◆ Your objective: An exact copy of all the entries is needed, with no images in it.

(Beginning of Raw data)

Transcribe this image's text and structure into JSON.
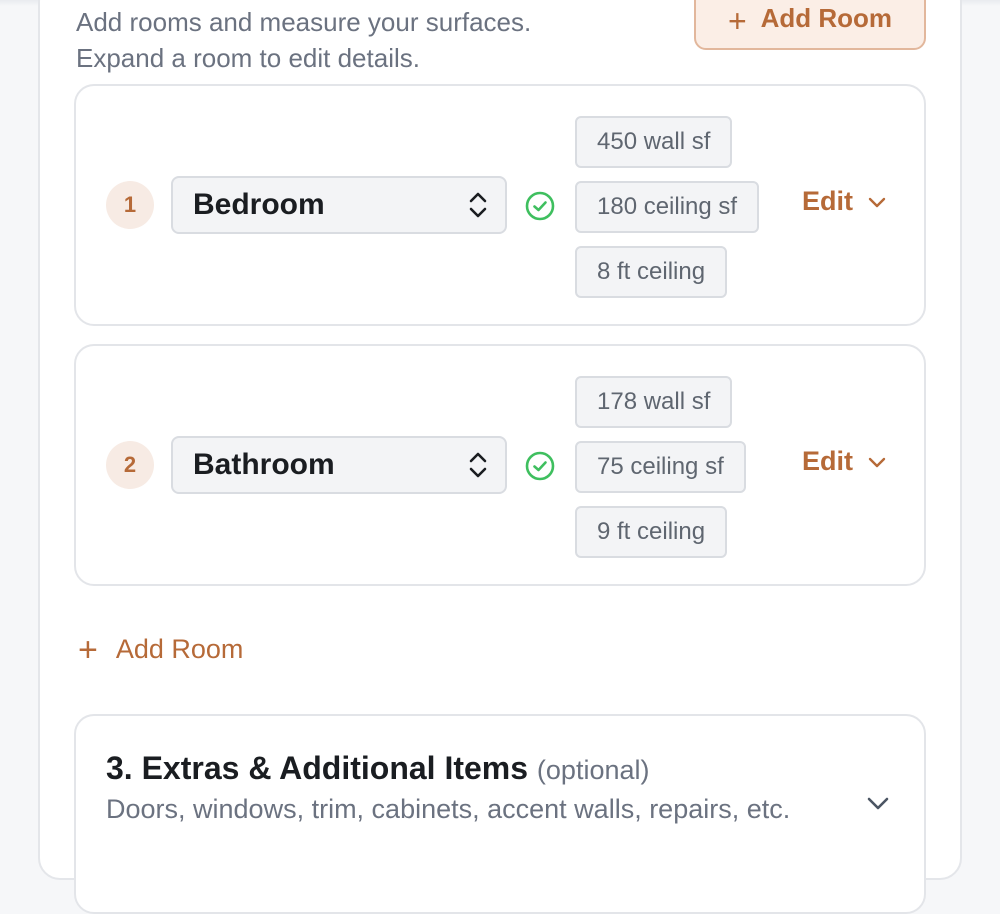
{
  "intro": {
    "line1": "Add rooms and measure your surfaces.",
    "line2": "Expand a room to edit details."
  },
  "header_button": {
    "icon": "plus-icon",
    "label": "Add Room"
  },
  "rooms": [
    {
      "number": "1",
      "name": "Bedroom",
      "status_icon": "check-circle-icon",
      "wall": "450 wall sf",
      "ceiling_area": "180 ceiling sf",
      "ceiling_height": "8 ft ceiling",
      "edit_label": "Edit"
    },
    {
      "number": "2",
      "name": "Bathroom",
      "status_icon": "check-circle-icon",
      "wall": "178 wall sf",
      "ceiling_area": "75 ceiling sf",
      "ceiling_height": "9 ft ceiling",
      "edit_label": "Edit"
    }
  ],
  "add_room_link": {
    "icon": "plus-icon",
    "label": "Add Room"
  },
  "extras": {
    "title": "3. Extras & Additional Items",
    "optional": "(optional)",
    "description": "Doors, windows, trim, cabinets, accent walls, repairs, etc."
  },
  "colors": {
    "accent": "#b66a38",
    "success": "#3fbf5f",
    "muted_text": "#6b7280"
  }
}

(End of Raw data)

◆ Solved exercise:
Transcribe this image's text and structure into JSON.
{
  "intro": {
    "line1": "Add rooms and measure your surfaces.",
    "line2": "Expand a room to edit details."
  },
  "header_button": {
    "icon": "plus-icon",
    "label": "Add Room"
  },
  "rooms": [
    {
      "number": "1",
      "name": "Bedroom",
      "status_icon": "check-circle-icon",
      "wall": "450 wall sf",
      "ceiling_area": "180 ceiling sf",
      "ceiling_height": "8 ft ceiling",
      "edit_label": "Edit"
    },
    {
      "number": "2",
      "name": "Bathroom",
      "status_icon": "check-circle-icon",
      "wall": "178 wall sf",
      "ceiling_area": "75 ceiling sf",
      "ceiling_height": "9 ft ceiling",
      "edit_label": "Edit"
    }
  ],
  "add_room_link": {
    "icon": "plus-icon",
    "label": "Add Room"
  },
  "extras": {
    "title": "3. Extras & Additional Items",
    "optional": "(optional)",
    "description": "Doors, windows, trim, cabinets, accent walls, repairs, etc."
  },
  "colors": {
    "accent": "#b66a38",
    "success": "#3fbf5f",
    "muted_text": "#6b7280"
  }
}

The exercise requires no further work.